• Problem statement:
The data below is to be repeated in full, exactly as shown.

Material for this task section start

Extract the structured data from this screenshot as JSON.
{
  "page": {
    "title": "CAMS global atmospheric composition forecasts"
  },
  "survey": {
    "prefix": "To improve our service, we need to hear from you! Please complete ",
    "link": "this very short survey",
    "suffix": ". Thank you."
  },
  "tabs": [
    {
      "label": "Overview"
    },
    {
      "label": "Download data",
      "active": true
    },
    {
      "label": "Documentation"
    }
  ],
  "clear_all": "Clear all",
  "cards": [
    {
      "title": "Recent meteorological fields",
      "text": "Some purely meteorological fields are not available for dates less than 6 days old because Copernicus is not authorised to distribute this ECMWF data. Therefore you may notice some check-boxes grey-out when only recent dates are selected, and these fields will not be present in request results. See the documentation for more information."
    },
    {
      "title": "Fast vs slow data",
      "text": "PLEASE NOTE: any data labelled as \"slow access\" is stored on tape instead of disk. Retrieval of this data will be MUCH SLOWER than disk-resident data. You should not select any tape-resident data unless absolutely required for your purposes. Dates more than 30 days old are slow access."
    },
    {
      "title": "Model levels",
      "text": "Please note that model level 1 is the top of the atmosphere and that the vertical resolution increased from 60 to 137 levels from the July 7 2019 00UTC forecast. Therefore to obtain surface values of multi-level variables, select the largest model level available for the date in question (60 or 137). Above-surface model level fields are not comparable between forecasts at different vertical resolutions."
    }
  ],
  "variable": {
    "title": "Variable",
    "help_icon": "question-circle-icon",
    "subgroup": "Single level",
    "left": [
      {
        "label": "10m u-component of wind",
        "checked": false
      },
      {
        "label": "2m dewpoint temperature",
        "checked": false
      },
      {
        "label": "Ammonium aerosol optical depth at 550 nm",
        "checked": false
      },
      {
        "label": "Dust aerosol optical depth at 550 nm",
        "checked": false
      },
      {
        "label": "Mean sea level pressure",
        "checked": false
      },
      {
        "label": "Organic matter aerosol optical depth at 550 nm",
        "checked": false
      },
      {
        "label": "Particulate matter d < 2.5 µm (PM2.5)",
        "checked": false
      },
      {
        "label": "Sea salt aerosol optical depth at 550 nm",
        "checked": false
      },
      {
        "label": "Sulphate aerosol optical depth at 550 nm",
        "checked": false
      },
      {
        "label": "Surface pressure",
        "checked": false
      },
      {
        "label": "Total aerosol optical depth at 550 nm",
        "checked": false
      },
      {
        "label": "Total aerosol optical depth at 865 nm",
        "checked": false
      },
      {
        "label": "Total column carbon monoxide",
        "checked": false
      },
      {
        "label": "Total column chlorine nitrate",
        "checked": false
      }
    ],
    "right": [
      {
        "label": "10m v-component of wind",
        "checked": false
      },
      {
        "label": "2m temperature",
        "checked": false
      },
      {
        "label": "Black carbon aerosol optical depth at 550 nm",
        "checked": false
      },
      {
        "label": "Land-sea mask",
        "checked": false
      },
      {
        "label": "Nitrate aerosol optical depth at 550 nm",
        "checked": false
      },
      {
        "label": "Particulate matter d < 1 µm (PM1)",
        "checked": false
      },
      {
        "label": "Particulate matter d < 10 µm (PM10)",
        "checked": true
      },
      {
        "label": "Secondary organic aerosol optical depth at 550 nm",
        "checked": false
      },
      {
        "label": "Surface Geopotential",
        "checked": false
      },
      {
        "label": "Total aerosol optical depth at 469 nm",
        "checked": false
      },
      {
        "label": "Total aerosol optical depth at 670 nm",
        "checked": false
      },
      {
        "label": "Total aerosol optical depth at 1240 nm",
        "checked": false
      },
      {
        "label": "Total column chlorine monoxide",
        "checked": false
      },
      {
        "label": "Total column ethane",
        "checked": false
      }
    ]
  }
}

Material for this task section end

• Answer below:
Extract the structured data from this screenshot as JSON.
{
  "page": {
    "title": "CAMS global atmospheric composition forecasts"
  },
  "survey": {
    "prefix": "To improve our service, we need to hear from you! Please complete ",
    "link": "this very short survey",
    "suffix": ". Thank you."
  },
  "tabs": [
    {
      "label": "Overview"
    },
    {
      "label": "Download data",
      "active": true
    },
    {
      "label": "Documentation"
    }
  ],
  "clear_all": "Clear all",
  "cards": [
    {
      "title": "Recent meteorological fields",
      "text": "Some purely meteorological fields are not available for dates less than 6 days old because Copernicus is not authorised to distribute this ECMWF data. Therefore you may notice some check-boxes grey-out when only recent dates are selected, and these fields will not be present in request results. See the documentation for more information."
    },
    {
      "title": "Fast vs slow data",
      "text": "PLEASE NOTE: any data labelled as \"slow access\" is stored on tape instead of disk. Retrieval of this data will be MUCH SLOWER than disk-resident data. You should not select any tape-resident data unless absolutely required for your purposes. Dates more than 30 days old are slow access."
    },
    {
      "title": "Model levels",
      "text": "Please note that model level 1 is the top of the atmosphere and that the vertical resolution increased from 60 to 137 levels from the July 7 2019 00UTC forecast. Therefore to obtain surface values of multi-level variables, select the largest model level available for the date in question (60 or 137). Above-surface model level fields are not comparable between forecasts at different vertical resolutions."
    }
  ],
  "variable": {
    "title": "Variable",
    "help_icon": "question-circle-icon",
    "subgroup": "Single level",
    "left": [
      {
        "label": "10m u-component of wind",
        "checked": false
      },
      {
        "label": "2m dewpoint temperature",
        "checked": false
      },
      {
        "label": "Ammonium aerosol optical depth at 550 nm",
        "checked": false
      },
      {
        "label": "Dust aerosol optical depth at 550 nm",
        "checked": false
      },
      {
        "label": "Mean sea level pressure",
        "checked": false
      },
      {
        "label": "Organic matter aerosol optical depth at 550 nm",
        "checked": false
      },
      {
        "label": "Particulate matter d < 2.5 µm (PM2.5)",
        "checked": false
      },
      {
        "label": "Sea salt aerosol optical depth at 550 nm",
        "checked": false
      },
      {
        "label": "Sulphate aerosol optical depth at 550 nm",
        "checked": false
      },
      {
        "label": "Surface pressure",
        "checked": false
      },
      {
        "label": "Total aerosol optical depth at 550 nm",
        "checked": false
      },
      {
        "label": "Total aerosol optical depth at 865 nm",
        "checked": false
      },
      {
        "label": "Total column carbon monoxide",
        "checked": false
      },
      {
        "label": "Total column chlorine nitrate",
        "checked": false
      }
    ],
    "right": [
      {
        "label": "10m v-component of wind",
        "checked": false
      },
      {
        "label": "2m temperature",
        "checked": false
      },
      {
        "label": "Black carbon aerosol optical depth at 550 nm",
        "checked": false
      },
      {
        "label": "Land-sea mask",
        "checked": false
      },
      {
        "label": "Nitrate aerosol optical depth at 550 nm",
        "checked": false
      },
      {
        "label": "Particulate matter d < 1 µm (PM1)",
        "checked": false
      },
      {
        "label": "Particulate matter d < 10 µm (PM10)",
        "checked": true
      },
      {
        "label": "Secondary organic aerosol optical depth at 550 nm",
        "checked": false
      },
      {
        "label": "Surface Geopotential",
        "checked": false
      },
      {
        "label": "Total aerosol optical depth at 469 nm",
        "checked": false
      },
      {
        "label": "Total aerosol optical depth at 670 nm",
        "checked": false
      },
      {
        "label": "Total aerosol optical depth at 1240 nm",
        "checked": false
      },
      {
        "label": "Total column chlorine monoxide",
        "checked": false
      },
      {
        "label": "Total column ethane",
        "checked": false
      }
    ]
  }
}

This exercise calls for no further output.